Drake Whitcraft

The Whitcraft wine making philosophy comes from family friend and wine legend, Burt Williams. It’s a simple one, but it gets right to the heart of the process. As Burt used to say about making wine, “you put it in the barrel and you don’t f%#k with it.” While the phrasing may be colorful, the idea behind it is one Drake puts great value in. “Probably 95% of wineries use enzymes or other additives in their wine. I’ve never bought into it.” Drake believes in the quality of mother nature and doesn’t see a reason to try and manipulate what she already has to offer. In fact, at Whitcraft, their minimalist philosophy is such that the only things in a bottle of their wine are grapes, sulfur, and yeast. It’s in the same spirit that Drake has been pushing for a wine ingredient label to be on bottles. For instants, “when I tell people that our wines are among those which are vegan, they’re surprised because they assume all wines are. They don’t realize a lot of wines actually aren’t vegan,” Drake points out. Much of what they do at Whitcraft is about demystifying wine.
New technology and innovations have given winemakers a lot of tools and options for exerting more control over the wine making process. “I think people are afraid of variation in their wines, but I think variation is the heart and soul of wine.” From a sales standpoint, nowadays, being able to deliver consistently similar wines vintage after vintage is often helpful. But it’s not how things used to be. Drake remembers wine drinkers being a bit more engaged when he was a boy. He recalls people at tastings bringing note pads, being more willing to explore different wines and finding out what they liked for themselves. Now, people rely so much on scores when making purchases, and when they go tasting, the goal is often more about having fun then to discover new wines. So long as the market place supports uniformity or expects consistency in wines from year to year, plenty of winemakers will continue to manipulate their wines with various additives in an effort to minimize variation. Drake hopes it is a phase the industry moves out of over time.

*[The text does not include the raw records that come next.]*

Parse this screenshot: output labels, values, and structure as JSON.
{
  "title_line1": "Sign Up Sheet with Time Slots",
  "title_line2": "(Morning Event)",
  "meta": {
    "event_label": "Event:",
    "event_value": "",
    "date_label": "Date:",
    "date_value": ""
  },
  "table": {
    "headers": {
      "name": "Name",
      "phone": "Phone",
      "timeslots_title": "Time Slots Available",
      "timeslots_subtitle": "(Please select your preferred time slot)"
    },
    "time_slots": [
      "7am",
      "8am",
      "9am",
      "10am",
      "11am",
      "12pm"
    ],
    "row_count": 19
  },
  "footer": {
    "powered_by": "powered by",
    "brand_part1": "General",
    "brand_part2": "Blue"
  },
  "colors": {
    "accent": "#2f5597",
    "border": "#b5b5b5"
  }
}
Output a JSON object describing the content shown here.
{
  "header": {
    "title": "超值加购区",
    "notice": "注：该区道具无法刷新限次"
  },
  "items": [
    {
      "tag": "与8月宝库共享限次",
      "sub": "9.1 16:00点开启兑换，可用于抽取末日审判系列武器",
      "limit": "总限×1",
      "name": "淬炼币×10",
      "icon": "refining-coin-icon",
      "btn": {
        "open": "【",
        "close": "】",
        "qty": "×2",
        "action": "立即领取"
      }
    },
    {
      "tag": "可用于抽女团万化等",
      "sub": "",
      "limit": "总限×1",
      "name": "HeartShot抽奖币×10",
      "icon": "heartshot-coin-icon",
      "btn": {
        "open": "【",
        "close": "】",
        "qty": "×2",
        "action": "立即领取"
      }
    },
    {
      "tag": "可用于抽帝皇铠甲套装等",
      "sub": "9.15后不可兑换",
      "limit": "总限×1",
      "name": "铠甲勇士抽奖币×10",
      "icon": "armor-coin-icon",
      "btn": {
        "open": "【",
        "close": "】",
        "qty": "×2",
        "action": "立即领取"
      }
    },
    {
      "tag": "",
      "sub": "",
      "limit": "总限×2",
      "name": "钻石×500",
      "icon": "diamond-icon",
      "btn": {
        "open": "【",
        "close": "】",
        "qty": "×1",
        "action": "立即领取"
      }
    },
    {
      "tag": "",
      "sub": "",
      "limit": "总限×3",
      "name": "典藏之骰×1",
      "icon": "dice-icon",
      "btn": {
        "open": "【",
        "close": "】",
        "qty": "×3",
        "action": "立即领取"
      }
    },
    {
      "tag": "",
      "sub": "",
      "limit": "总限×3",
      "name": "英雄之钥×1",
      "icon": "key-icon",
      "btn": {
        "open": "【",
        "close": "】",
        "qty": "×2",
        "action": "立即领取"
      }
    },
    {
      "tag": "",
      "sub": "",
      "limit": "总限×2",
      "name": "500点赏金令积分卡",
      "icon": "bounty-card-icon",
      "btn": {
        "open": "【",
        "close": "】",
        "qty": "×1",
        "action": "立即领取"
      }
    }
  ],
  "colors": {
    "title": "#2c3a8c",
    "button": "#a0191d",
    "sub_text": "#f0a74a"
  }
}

Drake sees himself as more like a shepherd of the wine, than its maker. He wants the wine to be an expression of what nature delivered rather than something he’s put his footprint all over. A good friend of the family, that’s “really into manipulating wine, jokes with me that I’m not a real winemaker,” Drake chuckles. It’s a title Drake is happy to forgo. For him, delivering a pure, natural wine is far more important than his offerings tasting consistently the same from vintage to vintage. Drake’s thinking may just be a little further along than many people in the world of wine, but there is plenty of reason to think that they’ll catch on.

Click the links to read reviews of Drake’s Chardonnay, Syrah, Melville Pinot Noir and his Aubaine Pinot Noir.


By Jason Barlow